The problem was, once I started speaking, I couldn’t stop—no questions from the audience, no nothing. After I finished my presentation, there was a Q&A part. For every question I got, I kept stepping further and further into the audience space. At a certain point, when the Q&A portion was finished, I was literally in the middle of the room.
By the time I finished my talk, Ioana actually showed up at the conference. But the damage was already done. I had spoken in public without dying in the process. After that first experience, I was horrified, nervous and vowed never to do it again.
Two weeks later, I was doing it again, speaking in front of 50 other people. That’s how I got started into all this. Turns out, peer pressure is a strong motivating force, especially if done live in front of hundreds of strangers. I’m being sarcastic here. Please don’t do this to your friends. I highly doubt it’s going to work a second time. You might call me the “Accidental Public Speaker”.

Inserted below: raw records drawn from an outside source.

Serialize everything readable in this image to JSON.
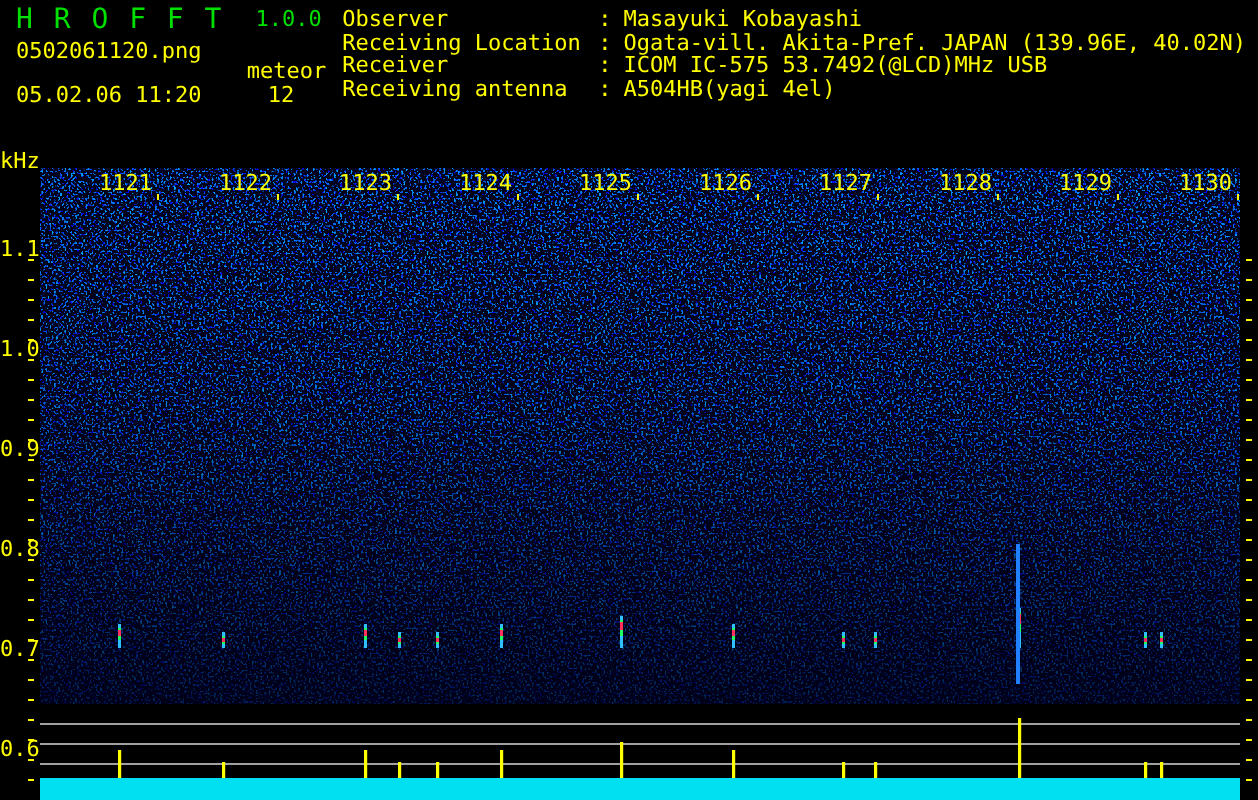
{
  "header": {
    "title": "H R O F F T",
    "version": "1.0.0",
    "filename": "0502061120.png",
    "datetime": "05.02.06 11:20",
    "meteor_label": "meteor",
    "meteor_count": "12"
  },
  "station": [
    {
      "label": "Observer",
      "separator": ":",
      "value": "Masayuki Kobayashi"
    },
    {
      "label": "Receiving Location",
      "separator": ":",
      "value": "Ogata-vill. Akita-Pref. JAPAN (139.96E, 40.02N)"
    },
    {
      "label": "Receiver",
      "separator": ":",
      "value": "ICOM IC-575 53.7492(@LCD)MHz USB"
    },
    {
      "label": "Receiving antenna",
      "separator": ":",
      "value": "A504HB(yagi 4el)"
    }
  ],
  "plot": {
    "unit": "kHz",
    "x_labels": [
      "1121",
      "1122",
      "1123",
      "1124",
      "1125",
      "1126",
      "1127",
      "1128",
      "1129",
      "1130"
    ],
    "y_labels": [
      "1.1",
      "1.0",
      "0.9",
      "0.8",
      "0.7",
      "0.6"
    ]
  }
}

The other hundred or so talks that followed, I have no excuse for those. 😅 In the meantime, I’ve learned a lot about things that help me get on stage and power through fear. I do some embarrassing things before I go on stage now. But they work for me, so I’ve learned to accept the process and don’t fix it if it’s not broken.
One of the things that work for me has to do with the “Psychology of Winning”. If I make myself believe I’ve “won” this talk before it even starts, there no pressure to hype my fear levels. It sort of takes the edge off enough for me to start. And once I start, and get through the first 2 minutes of it, practice and a lot of other things kick in, and it’s all the better from there.
How do I trick myself into believing I “won” something before it happened? Well, this is where the embarrassing things happen. The “Psychology of Winning” says winning is a state of mind that correlates to physical reactions to winning. The reverse is also true to some extent, so mimicking those physical reactions will induce a mild “winning” mental state. You see where I’m going with this.
Before my talks, I find a quiet corner at the conference or an empty bathroom stall 😳. And I do winning gestures, like pumping my chest forward, raising my fists in the air, jumping up and down, and screaming my lungs out. In case you’ve been at a conference with me before and you’ve “experienced” the ritual, I’d like to profusely apologize. 😅 I hope we can still be friends.
If this all inspired or convinced you to try speaking in front of people, reach out on Twitter. I’m putting together a list of other things I tried to get over my fear of public speaking, some of which actually worked.